The SAFE PLAY Act hopes to continue research, education and support for high schools to create and implement injury prevention techniques and lifesaving training including heat exposure, CPR and AED training, concussion management, cardiac conditions and energy drink consumption. In addition, the bill would require public schools in each state to post information on concussions visible to the public including the risk posed by sustaining a concussion. This is a vital step in the right direction to continue saving youth athlete lives.
As an athletic trainer, you have a duty to protect your patients. Despite your place of employment, it is vital that we as athletics trainers, along with physical therapists and lawmakers, continue to lobby for this bill to protect our youth. If changes are not made soon, school districts and high schools will begin cutting sports from their offered activities much like this school board in Missouri.
For more information on how to advocate or lobby for this bill, here are some helpful tips-
- Contact your local representative to spark an interest in becoming a Co-sponsor of S. 436 or H.R. 829 by contacting. Your representative can speak to Michael Barnard, with Senator Robert Menendez at Michael_Barnard@mail.house.govor 4x4744 or Erick Siahaan with Representative Lois Capps at Erick.Siahaan@mail.house.govor 5x3601 for more information!

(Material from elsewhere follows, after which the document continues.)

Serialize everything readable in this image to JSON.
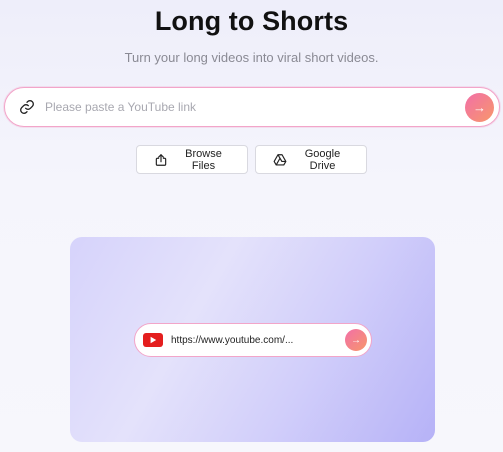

- Contact Amy Callender (Director of Government Affairs for NATA) at (972) 532-8853 or email@example.com for more information on grass roots efforts or the NATA Hit the Hill Day in the spring.
Continue to advocate for a safe environment for our youth to play in! Our condolences go out to the families of the five youth athletes named in this blog.
Zachary Winkelmann, MS, LAT, ATC
Indiana State University